Affluent “heads-of-house” read more publications and use the internet more heavily than the balance of the population, and consumption of these media increases with affluence, according to the 2008 Affluent Survey from Ipsos Mendelsohn, writes MarketingCharts.

Affluent Americans with annual household incomes of $100K or more read an average of eight publication titles, while the average number of issues they read is 17.9. Among the super-rich (those with incomes more than $250K), however, the number of issues read jumps to 25.5.

Similarly, the average number of hours all affluent heads-of-house spend weekly on the internet is 23.4, while the super rich spend 27.4 hours a week surfing.

Barron’s, The Wall Street Journal, National Geographic, Cooking Light, Time and Sports Illustrated are among the publications that have the highest per-issue audiences among the affluent.

Consumption of television and radio, unlike publications and the internet, falls as income increases:

  • The average number of weekly hours spent TV-watching among all affluent heads-of-house is 19.5, while the super-rich spend 17.8 hours in front of the TV.
  • Radio fares similarly.

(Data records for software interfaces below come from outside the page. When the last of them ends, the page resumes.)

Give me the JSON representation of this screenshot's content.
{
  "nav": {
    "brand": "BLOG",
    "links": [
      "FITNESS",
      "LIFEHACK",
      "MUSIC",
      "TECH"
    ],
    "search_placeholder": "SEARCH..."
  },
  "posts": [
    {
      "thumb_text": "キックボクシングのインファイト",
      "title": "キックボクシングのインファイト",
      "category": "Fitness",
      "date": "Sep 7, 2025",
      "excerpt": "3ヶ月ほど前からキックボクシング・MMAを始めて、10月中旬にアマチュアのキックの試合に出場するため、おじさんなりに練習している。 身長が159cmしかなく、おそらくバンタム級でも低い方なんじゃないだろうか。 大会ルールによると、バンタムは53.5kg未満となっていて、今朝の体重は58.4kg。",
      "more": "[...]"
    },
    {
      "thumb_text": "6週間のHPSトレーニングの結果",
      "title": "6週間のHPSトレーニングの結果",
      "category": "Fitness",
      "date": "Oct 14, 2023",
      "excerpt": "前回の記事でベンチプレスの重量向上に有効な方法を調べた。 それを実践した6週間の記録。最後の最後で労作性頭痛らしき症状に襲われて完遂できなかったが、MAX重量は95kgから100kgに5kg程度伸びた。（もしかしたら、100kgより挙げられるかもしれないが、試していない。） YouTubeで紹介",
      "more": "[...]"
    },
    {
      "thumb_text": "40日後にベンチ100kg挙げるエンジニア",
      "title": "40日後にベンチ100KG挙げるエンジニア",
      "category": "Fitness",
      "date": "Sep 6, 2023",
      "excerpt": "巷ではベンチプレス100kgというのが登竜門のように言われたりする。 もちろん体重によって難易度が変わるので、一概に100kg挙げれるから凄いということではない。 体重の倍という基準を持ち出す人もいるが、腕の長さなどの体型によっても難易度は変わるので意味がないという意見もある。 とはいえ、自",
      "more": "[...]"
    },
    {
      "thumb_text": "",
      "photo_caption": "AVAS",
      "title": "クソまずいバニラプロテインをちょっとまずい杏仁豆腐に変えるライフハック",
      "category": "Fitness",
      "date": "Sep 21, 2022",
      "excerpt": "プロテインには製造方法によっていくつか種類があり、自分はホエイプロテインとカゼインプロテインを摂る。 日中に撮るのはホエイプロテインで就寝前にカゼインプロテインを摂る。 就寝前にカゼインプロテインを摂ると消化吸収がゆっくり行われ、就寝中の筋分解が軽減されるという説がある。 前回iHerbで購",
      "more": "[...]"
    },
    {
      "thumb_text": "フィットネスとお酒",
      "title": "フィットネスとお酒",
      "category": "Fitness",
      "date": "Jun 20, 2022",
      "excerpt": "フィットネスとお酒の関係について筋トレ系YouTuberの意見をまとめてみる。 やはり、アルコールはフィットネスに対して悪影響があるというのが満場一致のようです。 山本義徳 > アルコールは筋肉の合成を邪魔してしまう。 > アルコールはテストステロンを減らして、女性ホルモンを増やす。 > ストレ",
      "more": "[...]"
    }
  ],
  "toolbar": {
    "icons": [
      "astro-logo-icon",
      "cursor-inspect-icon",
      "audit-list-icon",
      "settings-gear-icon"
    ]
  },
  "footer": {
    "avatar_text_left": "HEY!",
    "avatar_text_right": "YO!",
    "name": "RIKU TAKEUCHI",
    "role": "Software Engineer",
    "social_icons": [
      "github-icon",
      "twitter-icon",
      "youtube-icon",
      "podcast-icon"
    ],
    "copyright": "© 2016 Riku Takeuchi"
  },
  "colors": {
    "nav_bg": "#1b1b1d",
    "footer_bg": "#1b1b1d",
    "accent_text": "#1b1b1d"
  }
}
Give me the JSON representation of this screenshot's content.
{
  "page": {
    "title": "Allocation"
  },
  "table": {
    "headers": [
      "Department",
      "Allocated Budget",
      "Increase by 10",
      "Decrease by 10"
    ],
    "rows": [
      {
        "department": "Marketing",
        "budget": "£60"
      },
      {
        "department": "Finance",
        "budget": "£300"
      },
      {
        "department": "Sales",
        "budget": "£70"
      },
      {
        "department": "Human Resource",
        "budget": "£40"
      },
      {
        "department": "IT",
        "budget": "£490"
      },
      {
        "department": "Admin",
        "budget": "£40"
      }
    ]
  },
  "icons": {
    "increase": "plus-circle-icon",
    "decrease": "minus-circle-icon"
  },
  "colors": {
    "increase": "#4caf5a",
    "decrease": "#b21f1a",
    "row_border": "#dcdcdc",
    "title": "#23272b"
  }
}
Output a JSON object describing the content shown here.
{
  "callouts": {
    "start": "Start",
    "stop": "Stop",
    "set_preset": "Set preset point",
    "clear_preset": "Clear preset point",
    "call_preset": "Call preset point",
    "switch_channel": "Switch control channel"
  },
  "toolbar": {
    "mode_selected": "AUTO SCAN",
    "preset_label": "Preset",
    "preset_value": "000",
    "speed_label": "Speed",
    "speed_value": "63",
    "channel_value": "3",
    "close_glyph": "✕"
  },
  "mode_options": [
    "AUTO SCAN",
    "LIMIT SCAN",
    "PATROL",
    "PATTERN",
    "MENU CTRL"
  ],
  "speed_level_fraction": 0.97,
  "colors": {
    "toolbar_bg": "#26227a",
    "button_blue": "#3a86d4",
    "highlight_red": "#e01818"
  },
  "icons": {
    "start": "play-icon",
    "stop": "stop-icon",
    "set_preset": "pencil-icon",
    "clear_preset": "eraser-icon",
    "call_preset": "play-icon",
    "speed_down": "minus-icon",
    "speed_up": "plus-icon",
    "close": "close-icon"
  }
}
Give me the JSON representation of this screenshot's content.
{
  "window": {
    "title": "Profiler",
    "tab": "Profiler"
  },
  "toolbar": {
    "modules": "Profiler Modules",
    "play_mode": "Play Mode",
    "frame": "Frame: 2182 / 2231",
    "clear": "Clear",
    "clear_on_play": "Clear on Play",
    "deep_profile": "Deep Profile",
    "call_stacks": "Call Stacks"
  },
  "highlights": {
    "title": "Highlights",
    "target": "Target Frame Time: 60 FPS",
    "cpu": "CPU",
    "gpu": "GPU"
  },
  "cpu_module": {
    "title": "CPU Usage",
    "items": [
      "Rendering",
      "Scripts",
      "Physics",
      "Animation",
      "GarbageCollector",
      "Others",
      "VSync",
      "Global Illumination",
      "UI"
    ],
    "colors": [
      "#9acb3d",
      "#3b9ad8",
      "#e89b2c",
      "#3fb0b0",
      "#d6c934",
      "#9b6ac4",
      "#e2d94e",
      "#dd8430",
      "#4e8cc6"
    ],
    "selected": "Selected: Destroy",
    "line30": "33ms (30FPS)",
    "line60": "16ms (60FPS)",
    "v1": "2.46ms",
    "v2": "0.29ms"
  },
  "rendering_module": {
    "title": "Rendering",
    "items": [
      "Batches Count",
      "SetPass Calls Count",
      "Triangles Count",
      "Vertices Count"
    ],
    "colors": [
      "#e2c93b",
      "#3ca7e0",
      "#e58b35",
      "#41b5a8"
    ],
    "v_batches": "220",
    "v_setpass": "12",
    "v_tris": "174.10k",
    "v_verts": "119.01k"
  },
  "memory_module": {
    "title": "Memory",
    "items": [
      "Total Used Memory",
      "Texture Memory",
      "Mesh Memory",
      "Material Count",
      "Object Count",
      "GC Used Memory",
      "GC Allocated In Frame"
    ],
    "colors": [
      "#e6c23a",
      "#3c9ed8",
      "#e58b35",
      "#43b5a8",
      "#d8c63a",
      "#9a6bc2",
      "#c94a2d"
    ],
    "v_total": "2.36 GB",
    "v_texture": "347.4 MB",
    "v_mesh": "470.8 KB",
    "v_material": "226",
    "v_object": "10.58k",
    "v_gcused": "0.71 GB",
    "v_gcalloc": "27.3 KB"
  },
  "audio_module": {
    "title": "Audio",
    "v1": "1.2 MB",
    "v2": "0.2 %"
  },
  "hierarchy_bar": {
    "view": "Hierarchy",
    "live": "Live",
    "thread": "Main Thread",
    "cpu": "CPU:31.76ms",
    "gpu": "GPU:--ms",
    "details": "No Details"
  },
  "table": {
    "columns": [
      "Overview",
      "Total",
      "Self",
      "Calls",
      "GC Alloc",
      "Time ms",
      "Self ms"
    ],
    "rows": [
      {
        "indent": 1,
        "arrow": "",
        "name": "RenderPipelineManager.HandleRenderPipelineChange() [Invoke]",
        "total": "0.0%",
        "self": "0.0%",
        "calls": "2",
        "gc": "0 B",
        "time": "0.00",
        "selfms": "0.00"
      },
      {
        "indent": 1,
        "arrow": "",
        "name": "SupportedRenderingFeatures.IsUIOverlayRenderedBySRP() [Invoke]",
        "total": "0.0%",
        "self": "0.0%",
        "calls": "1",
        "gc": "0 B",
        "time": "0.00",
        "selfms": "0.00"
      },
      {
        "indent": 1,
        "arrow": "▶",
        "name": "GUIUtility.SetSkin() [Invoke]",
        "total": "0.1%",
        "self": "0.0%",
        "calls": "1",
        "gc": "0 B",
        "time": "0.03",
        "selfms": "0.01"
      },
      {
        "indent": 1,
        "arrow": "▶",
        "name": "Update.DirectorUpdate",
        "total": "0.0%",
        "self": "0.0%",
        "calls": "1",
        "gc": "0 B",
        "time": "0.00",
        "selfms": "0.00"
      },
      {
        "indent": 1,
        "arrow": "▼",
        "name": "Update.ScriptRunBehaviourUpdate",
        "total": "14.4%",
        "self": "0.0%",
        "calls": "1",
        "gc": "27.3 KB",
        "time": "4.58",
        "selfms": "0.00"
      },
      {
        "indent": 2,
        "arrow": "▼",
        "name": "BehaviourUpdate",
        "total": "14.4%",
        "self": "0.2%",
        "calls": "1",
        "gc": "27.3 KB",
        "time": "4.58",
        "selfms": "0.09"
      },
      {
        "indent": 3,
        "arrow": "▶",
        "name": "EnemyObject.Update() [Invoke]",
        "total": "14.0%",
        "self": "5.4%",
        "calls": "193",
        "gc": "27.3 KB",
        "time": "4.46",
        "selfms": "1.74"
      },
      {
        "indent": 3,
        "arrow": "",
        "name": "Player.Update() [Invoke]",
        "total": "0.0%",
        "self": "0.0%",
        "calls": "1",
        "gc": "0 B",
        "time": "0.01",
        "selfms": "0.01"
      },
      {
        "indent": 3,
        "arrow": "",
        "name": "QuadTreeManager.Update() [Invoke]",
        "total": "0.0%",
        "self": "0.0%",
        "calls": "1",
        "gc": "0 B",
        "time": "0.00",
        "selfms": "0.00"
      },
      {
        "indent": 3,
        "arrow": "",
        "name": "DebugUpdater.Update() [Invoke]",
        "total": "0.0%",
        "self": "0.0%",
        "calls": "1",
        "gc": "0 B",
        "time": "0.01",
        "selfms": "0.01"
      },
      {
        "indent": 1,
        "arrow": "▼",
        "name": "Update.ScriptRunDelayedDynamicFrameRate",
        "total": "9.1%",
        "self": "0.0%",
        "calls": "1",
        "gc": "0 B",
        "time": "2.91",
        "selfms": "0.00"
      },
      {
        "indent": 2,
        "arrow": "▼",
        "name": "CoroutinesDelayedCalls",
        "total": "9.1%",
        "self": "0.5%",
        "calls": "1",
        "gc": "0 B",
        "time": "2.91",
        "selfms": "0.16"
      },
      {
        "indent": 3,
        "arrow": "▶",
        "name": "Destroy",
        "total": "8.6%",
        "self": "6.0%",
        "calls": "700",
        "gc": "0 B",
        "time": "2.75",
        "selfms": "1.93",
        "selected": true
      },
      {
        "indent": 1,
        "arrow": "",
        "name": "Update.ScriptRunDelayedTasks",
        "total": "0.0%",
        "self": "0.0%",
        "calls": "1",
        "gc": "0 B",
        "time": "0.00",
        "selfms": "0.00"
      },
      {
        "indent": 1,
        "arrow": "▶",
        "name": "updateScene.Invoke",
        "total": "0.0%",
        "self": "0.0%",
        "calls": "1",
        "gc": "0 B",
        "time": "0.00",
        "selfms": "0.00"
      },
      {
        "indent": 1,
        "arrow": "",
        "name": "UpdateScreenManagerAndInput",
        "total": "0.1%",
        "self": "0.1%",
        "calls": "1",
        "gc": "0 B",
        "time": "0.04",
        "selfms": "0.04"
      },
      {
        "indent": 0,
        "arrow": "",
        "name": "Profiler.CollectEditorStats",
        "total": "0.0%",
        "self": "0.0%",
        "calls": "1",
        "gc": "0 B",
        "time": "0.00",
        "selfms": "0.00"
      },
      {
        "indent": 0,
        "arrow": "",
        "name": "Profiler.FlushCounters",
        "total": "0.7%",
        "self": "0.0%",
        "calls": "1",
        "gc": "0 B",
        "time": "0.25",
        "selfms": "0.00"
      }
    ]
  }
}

The average weekly time spent listening to the radio among all affluent heads-of-house is 11.3 hours, while it is 10.9 hours among those in the highest income categories.